March 8th marks the 40th anniversary of the very first broadcast of a radio series called The Hitchhiker’s Guide to the Galaxy.
Douglas Adams was inspired to write a guide to the galaxy while lying drunk in a field near Innsbruck with a copy of The Hitch-hiker’s Guide to Europe and looking up at the stars. Obviously it didn’t start exactly there. It must have come back to him later.
It is an absolutely extraordinary series, brought to life by the series producer, Geoffrey Perkins, with a little help from the BBC Radiophonic Workshop.
When Adams died in 2001, Hitchhiker fans across the world celebrated his life by carrying a towel with them for the day, after one of the show’s central tenets, “always know where your towel is.”
Since then, #towelday has been an annual celebration. In 2016, I looked around for a comedy gig to do on that night with a H2G2 theme, only to find that there wasn’t one. So in 2017, I organised one, complete with poetry, towels, copious amounts of #tea or alternatively, Pan Galactic Gargle Blasters, if you’re that way inclined.

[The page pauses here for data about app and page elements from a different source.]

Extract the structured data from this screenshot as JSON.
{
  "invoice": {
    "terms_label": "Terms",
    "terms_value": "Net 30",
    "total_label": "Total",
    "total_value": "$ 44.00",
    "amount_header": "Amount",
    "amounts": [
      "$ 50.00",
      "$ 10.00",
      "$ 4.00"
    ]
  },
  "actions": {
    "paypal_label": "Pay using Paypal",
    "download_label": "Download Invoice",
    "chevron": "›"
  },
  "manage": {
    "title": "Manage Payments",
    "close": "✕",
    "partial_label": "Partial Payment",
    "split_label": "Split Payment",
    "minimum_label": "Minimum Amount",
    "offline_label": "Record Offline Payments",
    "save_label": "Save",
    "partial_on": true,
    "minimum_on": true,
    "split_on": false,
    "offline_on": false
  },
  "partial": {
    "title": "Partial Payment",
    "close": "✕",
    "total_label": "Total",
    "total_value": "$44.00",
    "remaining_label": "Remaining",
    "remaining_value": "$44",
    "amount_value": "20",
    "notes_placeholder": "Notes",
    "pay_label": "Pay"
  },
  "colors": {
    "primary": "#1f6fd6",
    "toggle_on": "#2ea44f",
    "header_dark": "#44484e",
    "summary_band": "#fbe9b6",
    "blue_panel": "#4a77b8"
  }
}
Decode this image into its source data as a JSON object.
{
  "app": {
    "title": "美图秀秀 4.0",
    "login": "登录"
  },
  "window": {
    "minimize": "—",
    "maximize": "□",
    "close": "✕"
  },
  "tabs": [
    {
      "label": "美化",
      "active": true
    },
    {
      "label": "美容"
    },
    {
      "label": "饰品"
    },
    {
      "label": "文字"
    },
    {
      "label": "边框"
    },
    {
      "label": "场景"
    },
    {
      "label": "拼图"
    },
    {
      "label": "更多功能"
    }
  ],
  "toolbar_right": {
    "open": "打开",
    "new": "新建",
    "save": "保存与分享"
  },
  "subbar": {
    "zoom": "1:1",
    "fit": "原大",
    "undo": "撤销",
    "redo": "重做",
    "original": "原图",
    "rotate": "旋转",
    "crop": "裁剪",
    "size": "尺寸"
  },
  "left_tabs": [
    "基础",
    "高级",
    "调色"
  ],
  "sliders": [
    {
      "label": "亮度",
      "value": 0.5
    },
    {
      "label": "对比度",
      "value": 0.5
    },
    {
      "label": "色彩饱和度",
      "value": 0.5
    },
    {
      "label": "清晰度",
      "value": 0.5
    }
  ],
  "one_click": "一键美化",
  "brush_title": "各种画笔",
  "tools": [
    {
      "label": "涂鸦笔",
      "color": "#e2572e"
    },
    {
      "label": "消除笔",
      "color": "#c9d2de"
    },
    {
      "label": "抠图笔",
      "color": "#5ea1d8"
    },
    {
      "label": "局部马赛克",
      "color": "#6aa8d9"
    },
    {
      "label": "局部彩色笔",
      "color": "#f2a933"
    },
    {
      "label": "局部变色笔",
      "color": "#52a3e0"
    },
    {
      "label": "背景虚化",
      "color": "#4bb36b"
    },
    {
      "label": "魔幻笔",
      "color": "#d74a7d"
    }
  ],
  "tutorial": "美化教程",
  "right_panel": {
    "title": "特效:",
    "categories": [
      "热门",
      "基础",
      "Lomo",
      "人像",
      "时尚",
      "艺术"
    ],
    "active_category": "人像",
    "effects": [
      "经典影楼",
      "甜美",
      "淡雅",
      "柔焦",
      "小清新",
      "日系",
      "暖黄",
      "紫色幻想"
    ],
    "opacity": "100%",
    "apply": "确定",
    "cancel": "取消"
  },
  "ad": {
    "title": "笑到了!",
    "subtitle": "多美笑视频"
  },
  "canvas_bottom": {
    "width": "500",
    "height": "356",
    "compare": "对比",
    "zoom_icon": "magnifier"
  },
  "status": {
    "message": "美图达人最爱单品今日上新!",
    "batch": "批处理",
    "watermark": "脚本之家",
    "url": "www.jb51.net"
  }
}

That night was a whole bunch of fun, so we’re doing it again. Do come and join us if you’d like to.
The gig is in aid of Save the Rhino International.
Adams became interested in conservation in 1985 after the Observer Magazine sent him to investigate Madagascar’s endangered Aye-aye, accompanied by zoologist Mark Carwardine.
This resulted in a radio series for the BBC and a book, both entitled Last Chance to See, in which he and Mark visited rare species including the northern white rhinos of Garamba National Park in the Democratic Republic of Congo.
Douglas Adams became a founder patron of Save the Rhino in 1994 and was a dedicated spokesperson for SRI right up until his death in 2001 at the age of 49.
At his virtual 60th birthday party there were 8 tap dancing rhinos on stage at the Hammersmith Apollo: https://www.youtube.com/watch?v=lsLYBF09VFA
Save the Rhino International’s top priority is to protect and increase rhino numbers and population distribution in Africa and Asia. The charity currently supports field programmes in Kenya, Tanzania, Zambia, Zimbabwe, Namibia, South Africa and Indonesia.
Stand Up for Towel Day is proud to donate all our proceeds to SRI. There will be donation boxes at the gig if you would like to make an additional donation (think of it as buying your favourite rhino a gargle blaster.)
The photo is of Douglas climbing Mt Kilimanjaro in a rhino suit in aid of the charity.
See you on #towelday!